Using an electron microscope, a team from Leiden University constructed the vessel as part of research into potential designs for vehicles that could travel inside the human body, for example to administer medical treatments.
“We focused a laser inside a droplet,” Daniela Kraft, a physicist at the Dutch university told CNN. “If we move the laser through the droplet, we write the structure that we want,” she explained. “For example, if we move it in a helix, we are writing a helix.”
The boat was just one of many structures created by the researchers conducting investigations into microswimmers: small particles that can move through fluids, and be followed by a microscope.
Biological microswimmers are microorganisms that propel themselves, including bacteria, algae and sperm.
Synthetic, self-propelled microswimmers could have a range of uses, including delivering drugs in the human body, Kraft told CNN.
“We hope to learn about what is now a good design principle for creating a little drug delivery vehicle — if you have a little particle that goes to a specific part of the body to deliver drugs, then it has to propel itself, and it may have to deal with the environment in your body, which is very complex,” Kraft told CNN.
“What we are trying to answer is: what would be a good design? What would be a great shape so that it can go around and be efficient?”
Kraft told CNN that particles created in a helix shape showed promising movement.
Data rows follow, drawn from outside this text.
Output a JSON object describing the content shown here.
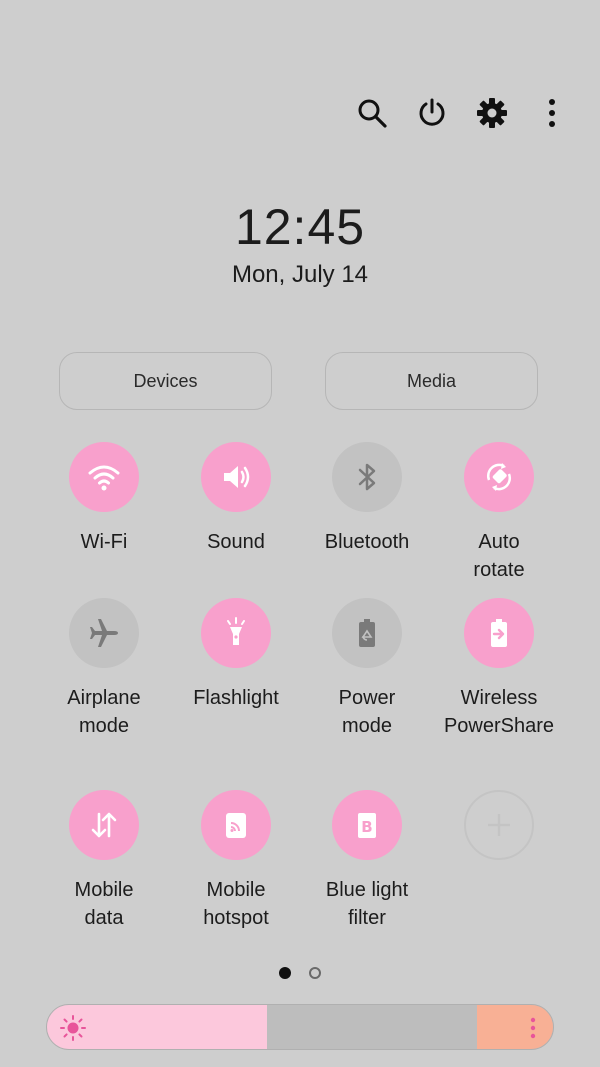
{
  "clock": {
    "time": "12:45",
    "date": "Mon, July 14"
  },
  "top_actions": [
    "search-icon",
    "power-icon",
    "gear-icon",
    "more-vertical-icon"
  ],
  "pills": {
    "devices": "Devices",
    "media": "Media"
  },
  "tiles": [
    {
      "label": "Wi-Fi",
      "icon": "wifi-icon",
      "on": true
    },
    {
      "label": "Sound",
      "icon": "speaker-icon",
      "on": true
    },
    {
      "label": "Bluetooth",
      "icon": "bluetooth-icon",
      "on": false
    },
    {
      "label": "Auto\nrotate",
      "icon": "auto-rotate-icon",
      "on": true
    },
    {
      "label": "Airplane\nmode",
      "icon": "airplane-icon",
      "on": false
    },
    {
      "label": "Flashlight",
      "icon": "flashlight-icon",
      "on": true
    },
    {
      "label": "Power\nmode",
      "icon": "battery-recycle-icon",
      "on": false
    },
    {
      "label": "Wireless\nPowerShare",
      "icon": "powershare-icon",
      "on": true
    },
    {
      "label": "Mobile\ndata",
      "icon": "data-arrows-icon",
      "on": true
    },
    {
      "label": "Mobile\nhotspot",
      "icon": "hotspot-icon",
      "on": true
    },
    {
      "label": "Blue light\nfilter",
      "icon": "blue-light-icon",
      "on": true
    },
    {
      "label": "",
      "icon": "plus-icon",
      "on": false
    }
  ],
  "pagination": {
    "pages": 2,
    "current": 1
  },
  "brightness": {
    "level": 0.435
  },
  "colors": {
    "accent": "#f8a0cc",
    "background": "#cecece",
    "brightness_fill": "#fcc8dc",
    "brightness_end": "#f8b095"
  }
}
“When it moves forward, often it needs to rotate, and that helps, for example, to speed it up. If you think about applications, if you want to have a little machine that goes somewhere, it might be more useful to have a helix shape, because it swims faster,” she said.